→ **Your goal**
Please restate every entry exactly. Leave out the pictures.

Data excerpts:
====================

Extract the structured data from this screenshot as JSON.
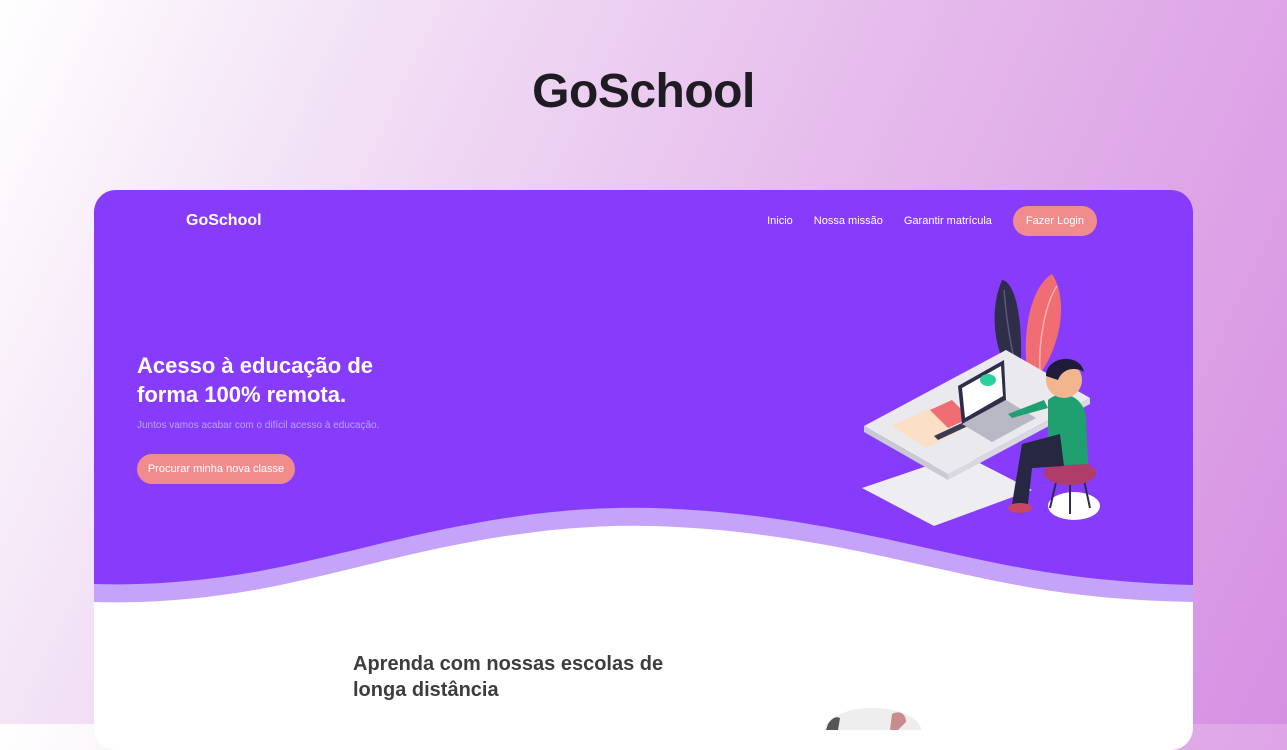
{
  "page": {
    "title": "GoSchool"
  },
  "navbar": {
    "brand": "GoSchool",
    "links": [
      "Inicio",
      "Nossa missão",
      "Garantir matrícula"
    ],
    "login_label": "Fazer Login"
  },
  "hero": {
    "title_line1": "Acesso à educação de",
    "title_line2": "forma 100% remota.",
    "subtitle": "Juntos vamos acabar com o difícil acesso à educação.",
    "cta_label": "Procurar minha nova classe"
  },
  "section": {
    "title_line1": "Aprenda com nossas escolas de",
    "title_line2": "longa distância"
  },
  "colors": {
    "primary": "#883cfb",
    "wave_light": "#c4a3f9",
    "button": "#f08c8c"
  }
}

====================

→ **Exercise answer**
Extract the structured data from this screenshot as JSON.
{
  "page": {
    "title": "GoSchool"
  },
  "navbar": {
    "brand": "GoSchool",
    "links": [
      "Inicio",
      "Nossa missão",
      "Garantir matrícula"
    ],
    "login_label": "Fazer Login"
  },
  "hero": {
    "title_line1": "Acesso à educação de",
    "title_line2": "forma 100% remota.",
    "subtitle": "Juntos vamos acabar com o difícil acesso à educação.",
    "cta_label": "Procurar minha nova classe"
  },
  "section": {
    "title_line1": "Aprenda com nossas escolas de",
    "title_line2": "longa distância"
  },
  "colors": {
    "primary": "#883cfb",
    "wave_light": "#c4a3f9",
    "button": "#f08c8c"
  }
}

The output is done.